  36. N. Xu, Y. Lao, Y. Zhang, and D. A. Gillespie, “Akt: A double-edged sword in cell proliferation and genome stability,” Journal of Oncology, 2012. View at: Google Scholar
  37. A. Kumar, V. Rajendran, R. Sethumadhavan, and R. Purohit, “AKT kinase pathway: a leading target in cancer research,” The Scientific World Journal, vol. 2013, Article ID 756134, 6 pages, 2013. View at: Publisher Site | Google Scholar
  38. Y. Liu, J. Y. Lv, J. F. Shi et al., “Targeting the raft-associated akt signaling in hepatocellular carcinoma,” BioMed Research International, vol. 2014, Article ID 836025, 9 pages, 2014. View at: Publisher Site | Google Scholar
  39. S. Matsuda, M. Kobayashi, and Y. Kitagishi, “Roles for PI3K/AKT/PTEN pathway in cell signaling of nonalcoholic fatty liver disease,” ISRN Endocrinology, vol. 2013, Article ID 4724327, 7 pages, 2013. View at: Publisher Site | Google Scholar
  40. H. Akca, A. Demiray, M. Aslam, I. Ackibas, and O. Tokgen, “Tumour suppressor PTEN enhanced enzyme activity of GPx, SOD and catalase by suppression of PI3K/AKT pathway in non-small cell lung cancer cell lines,” Journal of Enzyme Inhibition & Medicinal Chemistry, vol. 28, 2013. View at: Google Scholar
  41. P. Huang, L. Feng, E. A. Oldham, M. J. Keating, and W. Plunkett, “Superoxide dismutase as a target for the selective killing of cancer cells,” Nature, vol. 407, no. 6802, pp. 390–395, 2000. View at: Publisher Site | Google Scholar
  42. T. Henkel, T. Machleidt, I. Alkalay, M. Krönke, Y. Ben-Neriah, and P. A. Baeuerle, “Rapid proteolysis of IκB-α is necessary for activation of transcription factor NF-κB,” Nature, vol. 365, no. 6442, pp. 182–185, 1993. View at: Publisher Site | Google Scholar

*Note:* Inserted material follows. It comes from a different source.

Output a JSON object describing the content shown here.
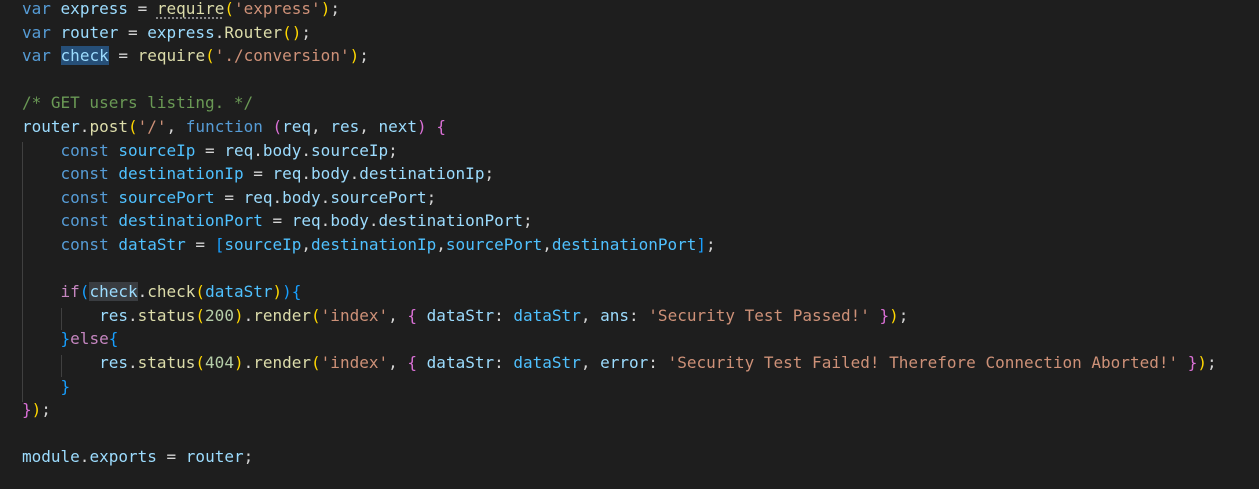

  43. C. T. D'Angio and J. N. Finkelstein, “Oxygen regulation of gene expression: a study in opposites,” Molecular Genetics and Metabolism, vol. 71, no. 1-2, pp. 371–380, 2000. View at: Publisher Site | Google Scholar
  44. N. Li and M. Karin, “Is NF-κB the sensor of oxidative stress?” The FASEB Journal, vol. 13, no. 10, pp. 1137–1143, 1999. View at: Publisher Site | Google Scholar

Copyright © 2018 Ram Kumar Ganguly et al. This is an open access article distributed under the Creative Commons Attribution License, which permits unrestricted use, distribution, and reproduction in any medium, provided the original work is properly cited.

935 Views | 286 Downloads | 3 Citations
 PDF  Download Citation  Citation
 Download other formatsMore
 Order printed copiesOrder